Before you have a discussion with your customers and prospects, you first need to have one with your management and legal department. While much of what cannot be discussed online is common sense, these rules and policies need to be clearly outlined and codified.
Companies understand by now that the conversation is taking place with, or without, their consent. And they also understand that marketers are wholly focused on "reaping opportunities" while lawyers are fully centered on "minimizing risk." But one area where all departments--and I assure you, ALL departments--are in agreement is that the company needs to remain profitable and thus, needs to remain relevant. And just as other companies have done, yours too will find a common ground on policies and protocols so that your conversations are more flow than ebb.

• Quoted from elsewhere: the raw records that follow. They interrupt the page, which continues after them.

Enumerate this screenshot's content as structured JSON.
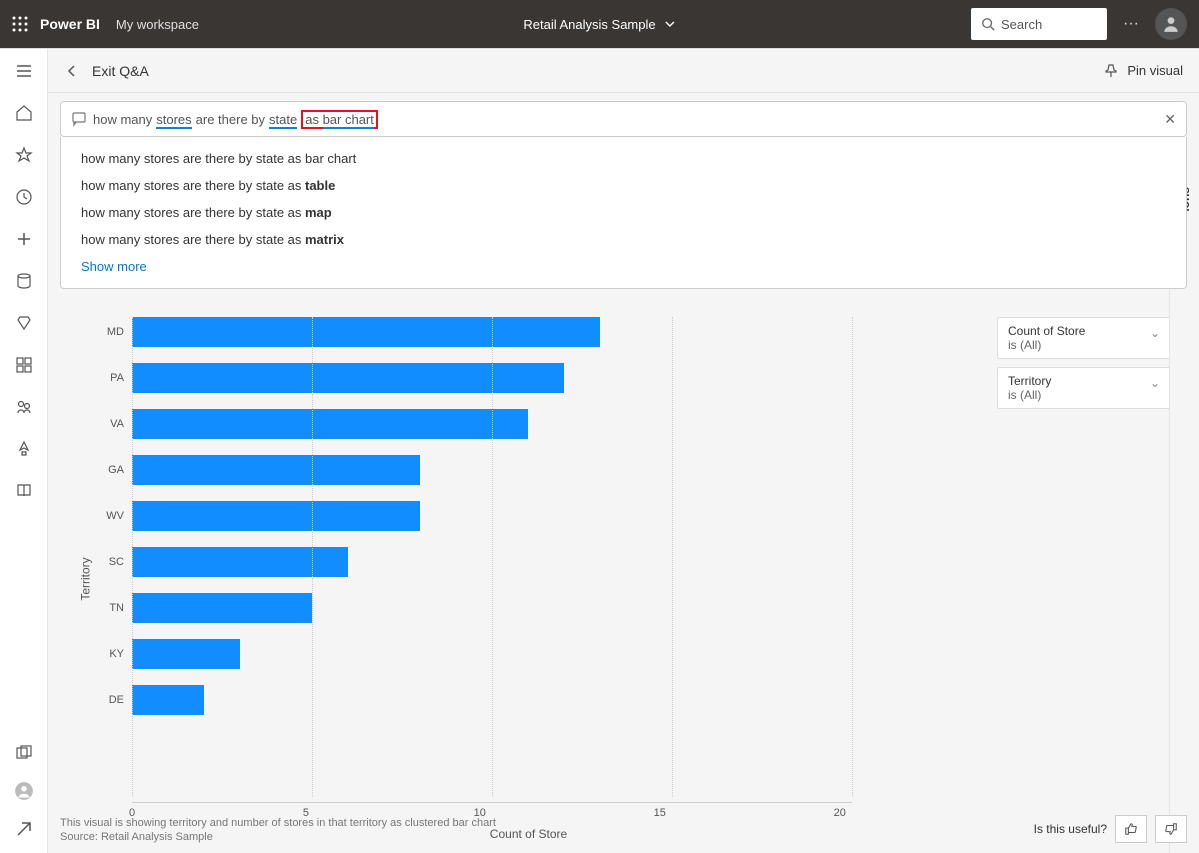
{
  "topbar": {
    "brand": "Power BI",
    "workspace": "My workspace",
    "title": "Retail Analysis Sample",
    "search_placeholder": "Search"
  },
  "cmdbar": {
    "back_label": "Exit Q&A",
    "pin_label": "Pin visual"
  },
  "qna": {
    "query_parts": [
      "how many ",
      "stores",
      " are there by ",
      "state",
      " as ",
      "bar chart"
    ],
    "suggestions": [
      {
        "prefix": "how many stores are there by state as bar chart",
        "suffix": ""
      },
      {
        "prefix": "how many stores are there by state as ",
        "suffix": "table"
      },
      {
        "prefix": "how many stores are there by state as ",
        "suffix": "map"
      },
      {
        "prefix": "how many stores are there by state as ",
        "suffix": "matrix"
      }
    ],
    "show_more": "Show more"
  },
  "chart_data": {
    "type": "bar",
    "orientation": "horizontal",
    "categories": [
      "MD",
      "PA",
      "VA",
      "GA",
      "WV",
      "SC",
      "TN",
      "KY",
      "DE"
    ],
    "values": [
      13,
      12,
      11,
      8,
      8,
      6,
      5,
      3,
      2
    ],
    "xlabel": "Count of Store",
    "ylabel": "Territory",
    "xlim": [
      0,
      20
    ],
    "xticks": [
      0,
      5,
      10,
      15,
      20
    ]
  },
  "filters": [
    {
      "name": "Count of Store",
      "value": "is (All)"
    },
    {
      "name": "Territory",
      "value": "is (All)"
    }
  ],
  "rightrail": {
    "label": "ions"
  },
  "footer": {
    "desc": "This visual is showing territory and number of stores in that territory as clustered bar chart",
    "source": "Source: Retail Analysis Sample",
    "useful": "Is this useful?"
  }
}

#5 Outsmarted Demon: "We’re already so behind our competitors that we’re scared we'll be left in their dust."
If you want to differentiate, then you’ll blaze an entirely new trail… so in planning around this fear you'll be planning on how to differentiate from everybody else. This differentiation might take the form of a using a different social media tool (they may use a blog, where you build a Wiki), it might be in how you use Twitter (they may want to promote their developments, where you want to provide another customer service channel) or it might be the unique focus of your content. Further, it may also be in the company personalities that are the voice of your social media programs.
So long as you are mindful of how you're differentiating--and how that differentiation provides unique value--you will avoid the "me-too, same-old" trap. (And this holds true in all your marketing programs and strategy, not just your social media ones.)
#6 Uncool Demon: "Unlike, say, Google and Twitter, we’re not a “technology company” so we're afraid that we’ll sound or appear out-of-touch, or un-hip."
The first thing to remember is that if you're not a tech company, then it's not likely that your market is on the cutting edge either ... and even if they are, they will not expect you to be. But, insofar as ensuring that the technology you're using is both bulletproof and user-friendly, there are many resources that you can retain to that end.
Most of all, it's not about providing the "coolest" content or features, but providing benefits that are truly useful and helpful to your audiences. Take the simple benefit of solving problems--if your content or program can help people do something more easily, much faster and equip them with more knowledge, they'll be thankful. Keep in mind that adding value is wrought through adding a benefit or solving a problem (or both). Just remember to map your content and benefits to ones that support the competencies and the benefits of your products and services. And then you'll be hip to your audiences, too.
The demon of our own making... and our own demise
So, give it a go, and sprinkle some therapy in your own work when transitioning companies to social media. Along with regaling the many opportunities of social media to companies, try your hand at helping them to identify and admit their fears--and then amply prepare them with plans for turning any negatives into positives.
But don't forget to remind companies of the biggest fear (risk) of all: if your company is paralyzed by these demons, you'll miss out on the many rewards of this new era and run the very real risk of being perceived as outdated and irrelevant... all while your savvy competitors--who have already faced down their demons--have leveraged these media to amass a greater share of hearts, minds and, yes, market share (and taken part of yours in the process).
And that's truly a demon of your very own making.
Update: I'll be speaking on "Slaying The Web 2.0 Fear Demons" at an upcoming conference, details here.